|International Classification||A21D2/16, A23L1/164, A23L1/217|
|Cooperative Classification||A21D2/16, A23L7/13, A23L19/19, Y10S426/808|
|European Classification||A23L1/217B, A23L1/164E, A21D2/16|
|Jul 29, 1999||AS||Assignment|
Owner name: PROCTER & GAMBLE COMPANY, THE, OHIO
Free format text: ASSIGNMENT OF ASSIGNORS INTEREST;ASSIGNOR:ZIMMERMAN, STEPHEN PAUL;REEL/FRAME:010127/0863
Effective date: 19990719
|Mar 20, 2001||CC||Certificate of correction|
|Dec 30, 2002||FPAY||Fee payment|
Year of fee payment: 4
|Dec 18, 2006||FPAY||Fee payment|
Year of fee payment: 8
|Dec 28, 2010||FPAY||Fee payment|
Year of fee payment: 12
|Sep 6, 2012||AS||Assignment|

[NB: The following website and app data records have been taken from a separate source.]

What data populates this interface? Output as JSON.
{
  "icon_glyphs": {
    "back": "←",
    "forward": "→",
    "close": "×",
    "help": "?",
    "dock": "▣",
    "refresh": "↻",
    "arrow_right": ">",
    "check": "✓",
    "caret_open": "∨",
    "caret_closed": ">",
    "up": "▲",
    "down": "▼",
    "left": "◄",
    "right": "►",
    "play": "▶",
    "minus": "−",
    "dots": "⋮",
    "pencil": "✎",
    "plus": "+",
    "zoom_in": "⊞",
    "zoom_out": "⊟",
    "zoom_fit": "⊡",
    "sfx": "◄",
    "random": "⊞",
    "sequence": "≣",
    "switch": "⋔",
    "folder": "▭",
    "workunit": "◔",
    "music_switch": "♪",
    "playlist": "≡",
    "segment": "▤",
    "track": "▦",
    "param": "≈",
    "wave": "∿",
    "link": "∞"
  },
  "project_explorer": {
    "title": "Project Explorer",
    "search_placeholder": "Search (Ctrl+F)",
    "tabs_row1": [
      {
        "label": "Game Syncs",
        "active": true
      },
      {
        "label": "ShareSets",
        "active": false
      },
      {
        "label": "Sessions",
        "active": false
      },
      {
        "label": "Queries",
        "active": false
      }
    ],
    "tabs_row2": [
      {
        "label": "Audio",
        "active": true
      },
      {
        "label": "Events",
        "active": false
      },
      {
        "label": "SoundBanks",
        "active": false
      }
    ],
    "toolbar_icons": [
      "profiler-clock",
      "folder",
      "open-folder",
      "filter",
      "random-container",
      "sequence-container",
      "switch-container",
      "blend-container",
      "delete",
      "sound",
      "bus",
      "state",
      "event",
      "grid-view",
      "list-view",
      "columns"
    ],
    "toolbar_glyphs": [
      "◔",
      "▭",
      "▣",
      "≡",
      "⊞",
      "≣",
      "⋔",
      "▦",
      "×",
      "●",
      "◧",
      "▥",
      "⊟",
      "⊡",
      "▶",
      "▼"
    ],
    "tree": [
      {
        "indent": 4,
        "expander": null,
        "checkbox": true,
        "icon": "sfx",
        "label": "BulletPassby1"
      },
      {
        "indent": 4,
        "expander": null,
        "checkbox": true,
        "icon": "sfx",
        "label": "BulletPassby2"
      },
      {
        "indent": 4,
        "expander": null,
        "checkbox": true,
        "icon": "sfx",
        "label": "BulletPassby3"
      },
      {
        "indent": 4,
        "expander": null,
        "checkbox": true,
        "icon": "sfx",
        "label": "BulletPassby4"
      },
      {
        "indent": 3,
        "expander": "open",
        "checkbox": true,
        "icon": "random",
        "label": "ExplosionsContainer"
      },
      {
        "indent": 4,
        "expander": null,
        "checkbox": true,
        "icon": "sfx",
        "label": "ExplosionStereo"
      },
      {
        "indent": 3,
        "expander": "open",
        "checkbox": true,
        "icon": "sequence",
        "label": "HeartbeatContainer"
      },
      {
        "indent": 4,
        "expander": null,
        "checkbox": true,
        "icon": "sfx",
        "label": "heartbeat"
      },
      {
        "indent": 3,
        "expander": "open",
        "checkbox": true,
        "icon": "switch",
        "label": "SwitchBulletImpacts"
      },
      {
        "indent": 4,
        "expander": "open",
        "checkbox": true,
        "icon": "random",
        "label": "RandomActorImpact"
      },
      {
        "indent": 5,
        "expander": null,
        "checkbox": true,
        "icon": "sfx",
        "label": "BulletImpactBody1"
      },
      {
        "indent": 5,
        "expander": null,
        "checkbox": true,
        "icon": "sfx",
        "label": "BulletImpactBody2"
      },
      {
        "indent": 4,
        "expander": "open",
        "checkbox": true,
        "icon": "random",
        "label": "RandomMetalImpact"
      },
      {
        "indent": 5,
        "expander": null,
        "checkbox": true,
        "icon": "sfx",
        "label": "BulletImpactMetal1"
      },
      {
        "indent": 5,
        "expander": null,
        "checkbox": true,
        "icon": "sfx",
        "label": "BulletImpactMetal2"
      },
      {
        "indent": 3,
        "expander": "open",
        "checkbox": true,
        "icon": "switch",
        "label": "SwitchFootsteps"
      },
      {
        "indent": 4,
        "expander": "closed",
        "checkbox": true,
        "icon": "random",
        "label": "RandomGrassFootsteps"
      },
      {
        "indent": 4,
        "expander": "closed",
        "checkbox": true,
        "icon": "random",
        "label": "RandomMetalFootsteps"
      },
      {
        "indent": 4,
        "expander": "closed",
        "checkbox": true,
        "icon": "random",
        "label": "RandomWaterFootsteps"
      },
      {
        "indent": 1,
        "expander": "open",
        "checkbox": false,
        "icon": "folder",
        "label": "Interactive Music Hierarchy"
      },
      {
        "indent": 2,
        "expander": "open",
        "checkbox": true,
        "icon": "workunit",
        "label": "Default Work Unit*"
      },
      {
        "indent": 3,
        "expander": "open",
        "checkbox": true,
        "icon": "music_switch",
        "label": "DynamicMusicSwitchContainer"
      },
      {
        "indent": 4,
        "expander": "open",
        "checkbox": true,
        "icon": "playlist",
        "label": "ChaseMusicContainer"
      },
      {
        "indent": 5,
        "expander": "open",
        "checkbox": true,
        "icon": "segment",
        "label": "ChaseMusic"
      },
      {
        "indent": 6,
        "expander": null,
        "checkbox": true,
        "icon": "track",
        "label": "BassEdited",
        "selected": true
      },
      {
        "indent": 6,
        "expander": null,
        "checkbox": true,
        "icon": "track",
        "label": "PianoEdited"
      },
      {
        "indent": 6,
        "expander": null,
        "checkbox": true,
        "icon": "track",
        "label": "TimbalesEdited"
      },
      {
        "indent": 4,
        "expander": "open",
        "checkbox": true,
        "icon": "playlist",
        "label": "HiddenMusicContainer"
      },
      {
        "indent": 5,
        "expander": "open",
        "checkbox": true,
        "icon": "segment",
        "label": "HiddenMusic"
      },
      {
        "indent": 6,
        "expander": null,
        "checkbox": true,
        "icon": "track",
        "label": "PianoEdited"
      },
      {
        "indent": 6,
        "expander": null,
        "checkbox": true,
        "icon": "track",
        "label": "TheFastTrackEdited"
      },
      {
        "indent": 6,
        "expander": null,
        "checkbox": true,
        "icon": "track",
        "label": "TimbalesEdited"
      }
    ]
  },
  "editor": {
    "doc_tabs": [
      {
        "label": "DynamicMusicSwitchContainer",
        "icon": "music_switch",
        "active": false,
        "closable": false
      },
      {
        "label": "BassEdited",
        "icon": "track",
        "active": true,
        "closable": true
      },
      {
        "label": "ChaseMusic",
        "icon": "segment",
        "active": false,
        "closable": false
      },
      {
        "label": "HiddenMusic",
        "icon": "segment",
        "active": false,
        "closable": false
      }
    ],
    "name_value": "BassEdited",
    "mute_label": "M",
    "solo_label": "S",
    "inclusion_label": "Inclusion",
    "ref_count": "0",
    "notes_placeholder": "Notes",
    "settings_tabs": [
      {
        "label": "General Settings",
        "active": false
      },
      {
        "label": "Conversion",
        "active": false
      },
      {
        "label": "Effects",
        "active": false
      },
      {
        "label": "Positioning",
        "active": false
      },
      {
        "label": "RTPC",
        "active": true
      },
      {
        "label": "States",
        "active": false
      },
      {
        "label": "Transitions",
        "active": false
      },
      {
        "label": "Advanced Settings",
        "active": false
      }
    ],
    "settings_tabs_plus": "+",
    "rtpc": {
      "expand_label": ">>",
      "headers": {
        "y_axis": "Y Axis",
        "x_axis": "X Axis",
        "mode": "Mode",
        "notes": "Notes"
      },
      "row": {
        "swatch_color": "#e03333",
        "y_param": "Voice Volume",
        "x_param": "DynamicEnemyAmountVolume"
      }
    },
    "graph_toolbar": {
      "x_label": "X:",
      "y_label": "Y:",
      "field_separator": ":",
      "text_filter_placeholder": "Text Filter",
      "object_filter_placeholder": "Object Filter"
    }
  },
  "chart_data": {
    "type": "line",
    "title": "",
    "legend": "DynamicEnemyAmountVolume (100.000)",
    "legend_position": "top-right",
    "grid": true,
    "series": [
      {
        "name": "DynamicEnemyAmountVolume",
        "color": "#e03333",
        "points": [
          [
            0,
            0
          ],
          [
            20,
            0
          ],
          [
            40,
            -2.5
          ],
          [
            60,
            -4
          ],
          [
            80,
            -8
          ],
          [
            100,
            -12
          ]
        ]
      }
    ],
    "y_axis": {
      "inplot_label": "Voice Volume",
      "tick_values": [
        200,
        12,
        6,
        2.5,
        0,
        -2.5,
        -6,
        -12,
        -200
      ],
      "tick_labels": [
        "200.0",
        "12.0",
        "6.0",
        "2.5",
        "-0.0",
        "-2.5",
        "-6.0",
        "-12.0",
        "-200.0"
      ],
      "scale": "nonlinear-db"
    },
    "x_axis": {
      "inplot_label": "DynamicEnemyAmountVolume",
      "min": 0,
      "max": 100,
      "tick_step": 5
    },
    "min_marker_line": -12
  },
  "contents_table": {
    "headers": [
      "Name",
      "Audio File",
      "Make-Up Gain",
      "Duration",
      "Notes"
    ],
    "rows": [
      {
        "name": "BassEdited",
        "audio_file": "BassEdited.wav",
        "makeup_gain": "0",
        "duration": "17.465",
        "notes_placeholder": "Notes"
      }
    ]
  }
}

Owner name: KELLOGG NORTH AMERICA COMPANY, MICHIGAN
Free format text: ASSIGNMENT OF ASSIGNORS INTEREST;ASSIGNOR:THE PROCTER & GAMBLE COMPANY;REEL/FRAME:028906/0218
Effective date: 20120822